Skip the images and restate every line of the records exactly.

Data about app and page elements
__________

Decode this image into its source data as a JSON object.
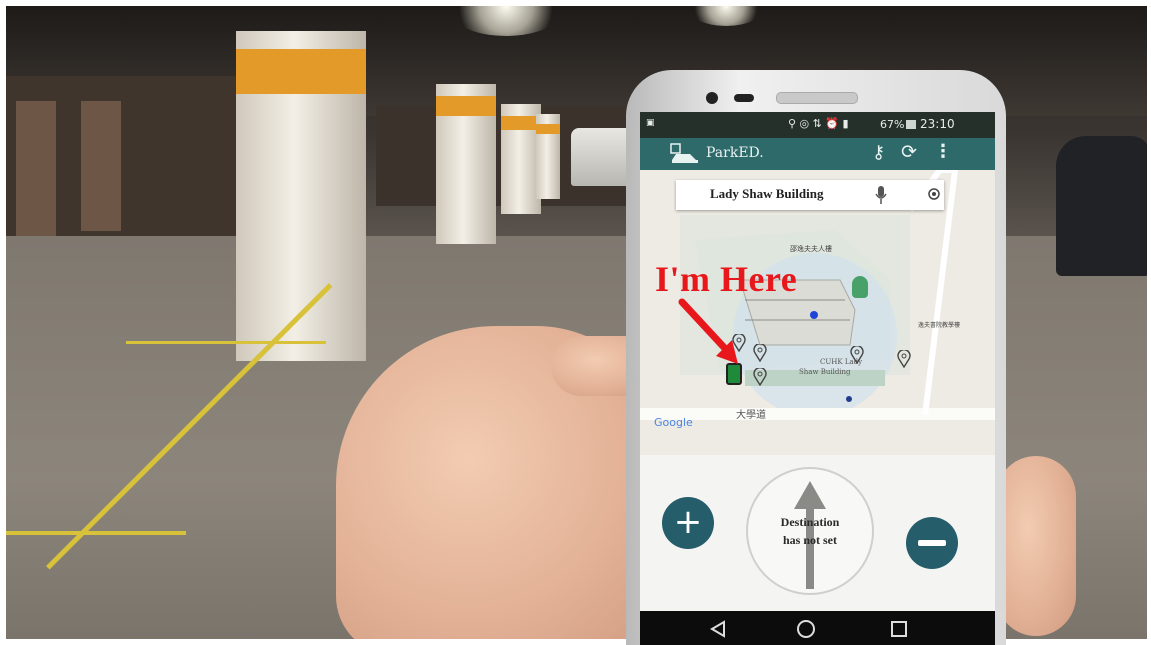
{
  "annotation": {
    "text": "I'm Here"
  },
  "status_bar": {
    "battery": "67%",
    "time": "23:10"
  },
  "app": {
    "title": "ParkED."
  },
  "search": {
    "value": "Lady Shaw Building"
  },
  "map": {
    "label_top": "邵逸夫夫人樓",
    "label_right": "逸夫書院教學樓",
    "building_label_line1": "CUHK Lady",
    "building_label_line2": "Shaw Building",
    "road_label": "大學道",
    "google_logo": "Google"
  },
  "compass": {
    "line1": "Destination",
    "line2": "has not set"
  },
  "icons": [
    "parking-car-icon",
    "key-icon",
    "refresh-icon",
    "more-vert-icon",
    "mic-icon",
    "my-location-icon",
    "zoom-in-icon",
    "zoom-out-icon",
    "back-icon",
    "home-icon",
    "recents-icon"
  ],
  "colors": {
    "app_bar": "#2f6a6b",
    "status_bar": "#25302b",
    "annotation": "#e8171b",
    "fab": "#255d6a"
  }
}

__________

### SOLUTION TO THE EXERCISE
Decode this image into its source data as a JSON object.
{
  "annotation": {
    "text": "I'm Here"
  },
  "status_bar": {
    "battery": "67%",
    "time": "23:10"
  },
  "app": {
    "title": "ParkED."
  },
  "search": {
    "value": "Lady Shaw Building"
  },
  "map": {
    "label_top": "邵逸夫夫人樓",
    "label_right": "逸夫書院教學樓",
    "building_label_line1": "CUHK Lady",
    "building_label_line2": "Shaw Building",
    "road_label": "大學道",
    "google_logo": "Google"
  },
  "compass": {
    "line1": "Destination",
    "line2": "has not set"
  },
  "icons": [
    "parking-car-icon",
    "key-icon",
    "refresh-icon",
    "more-vert-icon",
    "mic-icon",
    "my-location-icon",
    "zoom-in-icon",
    "zoom-out-icon",
    "back-icon",
    "home-icon",
    "recents-icon"
  ],
  "colors": {
    "app_bar": "#2f6a6b",
    "status_bar": "#25302b",
    "annotation": "#e8171b",
    "fab": "#255d6a"
  }
}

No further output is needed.